Ecological States: Politics of Sustainable Urbanization in China
China's recent central state mandate to transform 20% of urban land into urban ecological protection areas precipitated one of the largest urban-agrarian transformation on earth. My first book project, Ecological States: Politics of Sustainable Urbanization in China, traces the roots of environmental land classification policies through the global interconnections of China's premier ecologists. These ecologists shaped the state's green modernization campaigns, which are collectively referred to as "ecological civilization building." Alongside this environmental genealogy, I illustrate how comprehensive urban-rural planning, emerging from this modernization platform, extends the reach of the municipal state through green governance relations that intersect with state-private interests. Uneven valuations of village land and housing shape the politics of displacement and livelihood transition for villagers incorporated into urban conservation projects. This project is based on mixed methods and multi-sited research in three cities of Southwest China from 2014-2018 that included government officials, environmental scientists, villagers, resettlement complex migrants, and archives. This research has been supported by the Chiang-Ching Kuo Foundation for International Scholarly Exchange, the Fulbright Association, the Institute for International Studies, and the Social Science Research Council, among others. I maintain ongoing research collaborations related to this project with Sichuan University's School of Public Administration and Land Resources.
Publications Related to this Project: Book Jesse Rodenbiker. (Forthcoming). Ecological States: Politics of Science and Nature in Urbanizing China. Ithaca, NY. Cornell University Press.

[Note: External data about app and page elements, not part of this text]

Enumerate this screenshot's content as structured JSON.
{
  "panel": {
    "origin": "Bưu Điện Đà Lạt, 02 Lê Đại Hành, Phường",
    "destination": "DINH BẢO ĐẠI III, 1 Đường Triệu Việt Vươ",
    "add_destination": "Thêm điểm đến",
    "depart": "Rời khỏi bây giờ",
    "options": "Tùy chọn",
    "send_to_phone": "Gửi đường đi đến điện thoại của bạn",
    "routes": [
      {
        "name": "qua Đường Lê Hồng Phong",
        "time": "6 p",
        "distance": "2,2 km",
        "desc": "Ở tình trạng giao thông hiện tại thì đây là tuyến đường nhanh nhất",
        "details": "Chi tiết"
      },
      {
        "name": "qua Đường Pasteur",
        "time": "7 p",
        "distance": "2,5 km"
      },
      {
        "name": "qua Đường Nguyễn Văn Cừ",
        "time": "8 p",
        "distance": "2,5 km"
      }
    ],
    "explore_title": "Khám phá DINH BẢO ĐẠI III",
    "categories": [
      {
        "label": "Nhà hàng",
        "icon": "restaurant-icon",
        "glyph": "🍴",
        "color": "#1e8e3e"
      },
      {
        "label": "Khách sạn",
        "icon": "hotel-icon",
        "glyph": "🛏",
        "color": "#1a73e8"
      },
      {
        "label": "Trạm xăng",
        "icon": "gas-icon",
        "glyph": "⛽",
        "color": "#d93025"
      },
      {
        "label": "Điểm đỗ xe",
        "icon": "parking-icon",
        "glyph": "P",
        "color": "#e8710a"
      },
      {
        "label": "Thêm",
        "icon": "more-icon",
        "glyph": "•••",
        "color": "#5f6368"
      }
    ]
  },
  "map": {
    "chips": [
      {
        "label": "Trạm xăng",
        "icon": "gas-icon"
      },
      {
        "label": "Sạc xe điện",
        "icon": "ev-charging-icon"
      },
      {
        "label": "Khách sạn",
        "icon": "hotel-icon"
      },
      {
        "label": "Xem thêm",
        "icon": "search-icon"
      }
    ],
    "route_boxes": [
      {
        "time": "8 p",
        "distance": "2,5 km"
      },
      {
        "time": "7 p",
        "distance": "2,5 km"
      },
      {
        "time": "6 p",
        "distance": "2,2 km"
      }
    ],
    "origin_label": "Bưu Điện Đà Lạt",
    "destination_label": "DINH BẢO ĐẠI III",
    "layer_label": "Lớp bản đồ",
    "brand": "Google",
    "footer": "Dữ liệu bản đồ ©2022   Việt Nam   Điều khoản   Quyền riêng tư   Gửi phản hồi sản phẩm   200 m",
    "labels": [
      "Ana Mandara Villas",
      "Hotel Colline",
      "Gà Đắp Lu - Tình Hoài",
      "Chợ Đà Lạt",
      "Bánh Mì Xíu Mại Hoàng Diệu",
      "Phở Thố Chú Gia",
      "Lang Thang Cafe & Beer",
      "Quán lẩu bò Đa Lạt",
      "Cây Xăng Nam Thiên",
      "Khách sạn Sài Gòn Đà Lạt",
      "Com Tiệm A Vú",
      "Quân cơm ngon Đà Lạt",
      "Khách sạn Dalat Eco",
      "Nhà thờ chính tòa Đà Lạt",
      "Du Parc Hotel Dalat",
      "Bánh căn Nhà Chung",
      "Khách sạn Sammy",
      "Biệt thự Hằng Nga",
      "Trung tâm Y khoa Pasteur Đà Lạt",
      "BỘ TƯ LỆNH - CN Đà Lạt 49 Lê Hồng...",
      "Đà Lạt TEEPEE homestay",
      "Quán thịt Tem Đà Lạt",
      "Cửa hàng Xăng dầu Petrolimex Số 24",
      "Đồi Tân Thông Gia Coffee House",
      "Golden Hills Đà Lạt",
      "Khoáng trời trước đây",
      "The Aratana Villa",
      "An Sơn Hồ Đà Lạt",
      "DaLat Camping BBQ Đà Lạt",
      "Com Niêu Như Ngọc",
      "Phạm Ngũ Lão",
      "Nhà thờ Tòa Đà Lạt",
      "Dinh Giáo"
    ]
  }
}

Runqiu Liu, Jian Jiang, Chao Yu, Jesse Rodenbiker, and Yongmu Jiang. The Endowment Effect Accompanying Villagers' Withdrawal from Rural Homesteads: Field Evidence from Chengdu, China (2021) Land Use Policy. 105107.
Jesse Rodenbiker. A Political Ecology of Conservation Planning in Municipal Regions. in preparation for Fulong Wu and Fangzhu Zhang (Eds.) Handbook on China's Urban Environmental Governance. London. Edward Elgar Press.
My second project, Urban Oceans, traces the relationship between urban consumption of ocean wildlife. I trace the sprawling contours of tastes, sovereignty, and environmental governance surrounding ocean wildlife. My research links palettes of urban China with global trading networks, labor on the high seas and U.S. Mid-Atlantic fisheries, and politics of taste in Hong Kong and New York City. The project aims to redefine the sociospatial character of the "urban" while centering China at the heart of global ocean governance and sustainable futures. For this project, I have partnered with WWF Hong Kong and the Therkildsen Conservation Genomics and Molecular Ecology Lab at Cornell University. Additionally, I founded the Sustainable Maritime China Lab at Cornell University, which provides opportunities and training for students to conduct research.
Max Woodworth, Xuefei Ren, Jesse Rodenbiker, Ettori Santi, Yining Tan, Li Zhang, and Yu Zhou . Researching China During the Covid-19 Pandemic. (Forthcoming) in Ed. Stanlye Brunn, COVID-19 and Emerging World of ad-hoc Geographies. Springer Publishing.
Jesse Rodenbiker. Nina Overgaard Therkildsen, Cheong Chun Li*. Global Shark Fins in Local Contexts: Hong Kong Markets and U.S. Mid-Atlantic Artisanal Fisheries. Under Review.
Jesse Rodenbiker, Nina Overgaard Therkildsen, Erica Ruan*, Kelly Su*. Advancing One Health in Urban Seafood Markets: A Genetic Survey of Dried Seafood in Three New York City Chinatown Boroughs. in Preparation.
* Denotes Lab Member and Student Advisee
Ecological Civilization Goes Global
My third project, Ecological Civilization Goes Global, considers China's conservation and development policies in global contexts. During 2021 and 2022, China hosted the 15th United Nations Biodiversity Conference, which was themed "Ecological Civilization: Building a Shared Future for All Life on Earth." Ecological civilization building has been the Chinese state's way to differentiate socialist sustainable development from the West. It is now being mobilized to shape the United Nations' global conservation agenda for the next 30 years. In international conservation venues, ecological civilization building projects a global sustainable development trajectory. In this project, I consider how China-led conservation planning partnerships and green BRI initiatives are transforming environmental governance globally, particularly in Global South partner countries.